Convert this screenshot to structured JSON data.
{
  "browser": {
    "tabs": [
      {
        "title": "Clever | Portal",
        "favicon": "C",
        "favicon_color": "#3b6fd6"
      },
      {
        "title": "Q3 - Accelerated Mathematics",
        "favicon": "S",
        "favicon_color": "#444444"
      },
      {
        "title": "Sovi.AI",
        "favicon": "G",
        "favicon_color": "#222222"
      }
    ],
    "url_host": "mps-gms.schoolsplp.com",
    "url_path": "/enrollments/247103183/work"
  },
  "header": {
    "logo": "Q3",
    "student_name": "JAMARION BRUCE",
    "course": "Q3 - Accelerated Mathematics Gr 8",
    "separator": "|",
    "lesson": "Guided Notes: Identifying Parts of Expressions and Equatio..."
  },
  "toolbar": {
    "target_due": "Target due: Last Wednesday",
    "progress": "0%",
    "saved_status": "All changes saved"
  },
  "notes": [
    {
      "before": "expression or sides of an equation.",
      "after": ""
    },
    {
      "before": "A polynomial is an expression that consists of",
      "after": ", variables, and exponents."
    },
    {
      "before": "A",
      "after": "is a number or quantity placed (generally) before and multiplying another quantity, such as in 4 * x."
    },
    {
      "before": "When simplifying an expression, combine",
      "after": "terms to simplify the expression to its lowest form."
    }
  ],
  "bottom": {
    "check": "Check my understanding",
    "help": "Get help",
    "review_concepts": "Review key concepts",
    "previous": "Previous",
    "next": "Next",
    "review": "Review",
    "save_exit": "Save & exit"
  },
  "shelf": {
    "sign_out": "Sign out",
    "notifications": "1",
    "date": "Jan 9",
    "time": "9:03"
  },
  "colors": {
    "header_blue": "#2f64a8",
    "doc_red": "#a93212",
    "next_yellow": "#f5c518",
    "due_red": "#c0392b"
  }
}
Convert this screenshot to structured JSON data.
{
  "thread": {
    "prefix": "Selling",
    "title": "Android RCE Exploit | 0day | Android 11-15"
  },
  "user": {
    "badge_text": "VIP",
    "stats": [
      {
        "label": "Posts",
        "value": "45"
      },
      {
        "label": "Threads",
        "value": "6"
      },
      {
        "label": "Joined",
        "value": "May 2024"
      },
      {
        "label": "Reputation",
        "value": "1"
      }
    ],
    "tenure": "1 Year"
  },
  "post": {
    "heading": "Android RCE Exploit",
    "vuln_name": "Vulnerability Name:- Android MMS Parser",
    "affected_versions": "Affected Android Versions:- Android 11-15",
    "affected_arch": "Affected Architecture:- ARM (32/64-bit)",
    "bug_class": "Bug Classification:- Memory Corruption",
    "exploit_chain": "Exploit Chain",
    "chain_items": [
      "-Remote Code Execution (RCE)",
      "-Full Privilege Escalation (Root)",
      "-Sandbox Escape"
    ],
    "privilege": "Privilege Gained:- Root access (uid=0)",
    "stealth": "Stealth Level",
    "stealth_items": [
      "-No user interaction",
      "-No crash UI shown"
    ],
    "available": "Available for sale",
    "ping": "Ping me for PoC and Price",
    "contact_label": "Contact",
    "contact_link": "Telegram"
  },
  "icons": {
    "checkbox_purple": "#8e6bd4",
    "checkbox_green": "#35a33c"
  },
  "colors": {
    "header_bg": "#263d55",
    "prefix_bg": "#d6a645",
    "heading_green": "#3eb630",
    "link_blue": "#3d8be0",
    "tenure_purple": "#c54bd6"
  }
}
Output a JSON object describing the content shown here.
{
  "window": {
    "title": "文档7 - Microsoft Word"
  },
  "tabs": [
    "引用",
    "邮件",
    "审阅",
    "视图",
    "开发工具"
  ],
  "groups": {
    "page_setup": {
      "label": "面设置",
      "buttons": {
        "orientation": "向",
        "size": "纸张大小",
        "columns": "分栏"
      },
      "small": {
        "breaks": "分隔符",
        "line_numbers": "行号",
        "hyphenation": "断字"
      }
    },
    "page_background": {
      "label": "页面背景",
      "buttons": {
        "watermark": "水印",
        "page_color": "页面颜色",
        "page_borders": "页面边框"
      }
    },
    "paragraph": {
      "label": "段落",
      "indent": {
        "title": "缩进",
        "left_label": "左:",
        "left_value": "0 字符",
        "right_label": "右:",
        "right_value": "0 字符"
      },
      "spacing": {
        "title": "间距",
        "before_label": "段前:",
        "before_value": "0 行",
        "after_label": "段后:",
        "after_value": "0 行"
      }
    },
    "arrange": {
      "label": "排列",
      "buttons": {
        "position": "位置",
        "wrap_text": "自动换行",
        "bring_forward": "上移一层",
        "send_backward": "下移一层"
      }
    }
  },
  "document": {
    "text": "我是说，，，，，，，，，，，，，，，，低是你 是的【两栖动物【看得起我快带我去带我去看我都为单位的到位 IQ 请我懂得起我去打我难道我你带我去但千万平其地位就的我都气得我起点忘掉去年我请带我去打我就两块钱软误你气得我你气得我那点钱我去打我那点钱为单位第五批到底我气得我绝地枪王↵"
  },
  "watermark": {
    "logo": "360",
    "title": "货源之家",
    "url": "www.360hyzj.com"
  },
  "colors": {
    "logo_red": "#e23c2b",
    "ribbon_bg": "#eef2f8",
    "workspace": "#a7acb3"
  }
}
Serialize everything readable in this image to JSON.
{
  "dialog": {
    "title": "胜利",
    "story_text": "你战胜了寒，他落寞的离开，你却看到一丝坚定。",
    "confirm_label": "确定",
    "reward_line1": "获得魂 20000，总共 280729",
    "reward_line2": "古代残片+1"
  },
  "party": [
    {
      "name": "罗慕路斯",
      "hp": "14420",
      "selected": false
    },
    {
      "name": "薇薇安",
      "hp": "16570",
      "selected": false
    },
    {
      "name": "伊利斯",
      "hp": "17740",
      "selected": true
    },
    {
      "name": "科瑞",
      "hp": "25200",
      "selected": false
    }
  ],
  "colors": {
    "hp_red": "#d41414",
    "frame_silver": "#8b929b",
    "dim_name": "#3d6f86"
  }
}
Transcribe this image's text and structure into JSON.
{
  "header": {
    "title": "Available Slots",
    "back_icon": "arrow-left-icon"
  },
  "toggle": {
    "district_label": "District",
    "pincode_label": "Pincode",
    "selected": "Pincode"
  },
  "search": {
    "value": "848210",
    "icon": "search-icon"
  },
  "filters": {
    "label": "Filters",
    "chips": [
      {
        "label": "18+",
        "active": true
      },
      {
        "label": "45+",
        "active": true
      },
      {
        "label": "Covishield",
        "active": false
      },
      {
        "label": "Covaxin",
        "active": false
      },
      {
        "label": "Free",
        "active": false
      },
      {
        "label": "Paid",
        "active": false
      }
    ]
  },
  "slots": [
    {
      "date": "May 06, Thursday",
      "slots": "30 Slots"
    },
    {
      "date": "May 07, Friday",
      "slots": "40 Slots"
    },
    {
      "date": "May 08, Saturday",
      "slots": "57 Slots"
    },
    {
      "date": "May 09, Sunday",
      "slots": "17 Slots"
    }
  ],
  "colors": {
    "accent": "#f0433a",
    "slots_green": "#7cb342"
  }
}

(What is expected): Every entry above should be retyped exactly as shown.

(Problem solution):
Convert this screenshot to structured JSON data.
{
  "browser": {
    "tabs": [
      {
        "title": "Clever | Portal",
        "favicon": "C",
        "favicon_color": "#3b6fd6"
      },
      {
        "title": "Q3 - Accelerated Mathematics",
        "favicon": "S",
        "favicon_color": "#444444"
      },
      {
        "title": "Sovi.AI",
        "favicon": "G",
        "favicon_color": "#222222"
      }
    ],
    "url_host": "mps-gms.schoolsplp.com",
    "url_path": "/enrollments/247103183/work"
  },
  "header": {
    "logo": "Q3",
    "student_name": "JAMARION BRUCE",
    "course": "Q3 - Accelerated Mathematics Gr 8",
    "separator": "|",
    "lesson": "Guided Notes: Identifying Parts of Expressions and Equatio..."
  },
  "toolbar": {
    "target_due": "Target due: Last Wednesday",
    "progress": "0%",
    "saved_status": "All changes saved"
  },
  "notes": [
    {
      "before": "expression or sides of an equation.",
      "after": ""
    },
    {
      "before": "A polynomial is an expression that consists of",
      "after": ", variables, and exponents."
    },
    {
      "before": "A",
      "after": "is a number or quantity placed (generally) before and multiplying another quantity, such as in 4 * x."
    },
    {
      "before": "When simplifying an expression, combine",
      "after": "terms to simplify the expression to its lowest form."
    }
  ],
  "bottom": {
    "check": "Check my understanding",
    "help": "Get help",
    "review_concepts": "Review key concepts",
    "previous": "Previous",
    "next": "Next",
    "review": "Review",
    "save_exit": "Save & exit"
  },
  "shelf": {
    "sign_out": "Sign out",
    "notifications": "1",
    "date": "Jan 9",
    "time": "9:03"
  },
  "colors": {
    "header_blue": "#2f64a8",
    "doc_red": "#a93212",
    "next_yellow": "#f5c518",
    "due_red": "#c0392b"
  }
}
Convert this screenshot to structured JSON data.
{
  "thread": {
    "prefix": "Selling",
    "title": "Android RCE Exploit | 0day | Android 11-15"
  },
  "user": {
    "badge_text": "VIP",
    "stats": [
      {
        "label": "Posts",
        "value": "45"
      },
      {
        "label": "Threads",
        "value": "6"
      },
      {
        "label": "Joined",
        "value": "May 2024"
      },
      {
        "label": "Reputation",
        "value": "1"
      }
    ],
    "tenure": "1 Year"
  },
  "post": {
    "heading": "Android RCE Exploit",
    "vuln_name": "Vulnerability Name:- Android MMS Parser",
    "affected_versions": "Affected Android Versions:- Android 11-15",
    "affected_arch": "Affected Architecture:- ARM (32/64-bit)",
    "bug_class": "Bug Classification:- Memory Corruption",
    "exploit_chain": "Exploit Chain",
    "chain_items": [
      "-Remote Code Execution (RCE)",
      "-Full Privilege Escalation (Root)",
      "-Sandbox Escape"
    ],
    "privilege": "Privilege Gained:- Root access (uid=0)",
    "stealth": "Stealth Level",
    "stealth_items": [
      "-No user interaction",
      "-No crash UI shown"
    ],
    "available": "Available for sale",
    "ping": "Ping me for PoC and Price",
    "contact_label": "Contact",
    "contact_link": "Telegram"
  },
  "icons": {
    "checkbox_purple": "#8e6bd4",
    "checkbox_green": "#35a33c"
  },
  "colors": {
    "header_bg": "#263d55",
    "prefix_bg": "#d6a645",
    "heading_green": "#3eb630",
    "link_blue": "#3d8be0",
    "tenure_purple": "#c54bd6"
  }
}
Output a JSON object describing the content shown here.
{
  "window": {
    "title": "文档7 - Microsoft Word"
  },
  "tabs": [
    "引用",
    "邮件",
    "审阅",
    "视图",
    "开发工具"
  ],
  "groups": {
    "page_setup": {
      "label": "面设置",
      "buttons": {
        "orientation": "向",
        "size": "纸张大小",
        "columns": "分栏"
      },
      "small": {
        "breaks": "分隔符",
        "line_numbers": "行号",
        "hyphenation": "断字"
      }
    },
    "page_background": {
      "label": "页面背景",
      "buttons": {
        "watermark": "水印",
        "page_color": "页面颜色",
        "page_borders": "页面边框"
      }
    },
    "paragraph": {
      "label": "段落",
      "indent": {
        "title": "缩进",
        "left_label": "左:",
        "left_value": "0 字符",
        "right_label": "右:",
        "right_value": "0 字符"
      },
      "spacing": {
        "title": "间距",
        "before_label": "段前:",
        "before_value": "0 行",
        "after_label": "段后:",
        "after_value": "0 行"
      }
    },
    "arrange": {
      "label": "排列",
      "buttons": {
        "position": "位置",
        "wrap_text": "自动换行",
        "bring_forward": "上移一层",
        "send_backward": "下移一层"
      }
    }
  },
  "document": {
    "text": "我是说，，，，，，，，，，，，，，，，低是你 是的【两栖动物【看得起我快带我去带我去看我都为单位的到位 IQ 请我懂得起我去打我难道我你带我去但千万平其地位就的我都气得我起点忘掉去年我请带我去打我就两块钱软误你气得我你气得我那点钱我去打我那点钱为单位第五批到底我气得我绝地枪王↵"
  },
  "watermark": {
    "logo": "360",
    "title": "货源之家",
    "url": "www.360hyzj.com"
  },
  "colors": {
    "logo_red": "#e23c2b",
    "ribbon_bg": "#eef2f8",
    "workspace": "#a7acb3"
  }
}
Serialize everything readable in this image to JSON.
{
  "dialog": {
    "title": "胜利",
    "story_text": "你战胜了寒，他落寞的离开，你却看到一丝坚定。",
    "confirm_label": "确定",
    "reward_line1": "获得魂 20000，总共 280729",
    "reward_line2": "古代残片+1"
  },
  "party": [
    {
      "name": "罗慕路斯",
      "hp": "14420",
      "selected": false
    },
    {
      "name": "薇薇安",
      "hp": "16570",
      "selected": false
    },
    {
      "name": "伊利斯",
      "hp": "17740",
      "selected": true
    },
    {
      "name": "科瑞",
      "hp": "25200",
      "selected": false
    }
  ],
  "colors": {
    "hp_red": "#d41414",
    "frame_silver": "#8b929b",
    "dim_name": "#3d6f86"
  }
}
Transcribe this image's text and structure into JSON.
{
  "header": {
    "title": "Available Slots",
    "back_icon": "arrow-left-icon"
  },
  "toggle": {
    "district_label": "District",
    "pincode_label": "Pincode",
    "selected": "Pincode"
  },
  "search": {
    "value": "848210",
    "icon": "search-icon"
  },
  "filters": {
    "label": "Filters",
    "chips": [
      {
        "label": "18+",
        "active": true
      },
      {
        "label": "45+",
        "active": true
      },
      {
        "label": "Covishield",
        "active": false
      },
      {
        "label": "Covaxin",
        "active": false
      },
      {
        "label": "Free",
        "active": false
      },
      {
        "label": "Paid",
        "active": false
      }
    ]
  },
  "slots": [
    {
      "date": "May 06, Thursday",
      "slots": "30 Slots"
    },
    {
      "date": "May 07, Friday",
      "slots": "40 Slots"
    },
    {
      "date": "May 08, Saturday",
      "slots": "57 Slots"
    },
    {
      "date": "May 09, Sunday",
      "slots": "17 Slots"
    }
  ],
  "colors": {
    "accent": "#f0433a",
    "slots_green": "#7cb342"
  }
}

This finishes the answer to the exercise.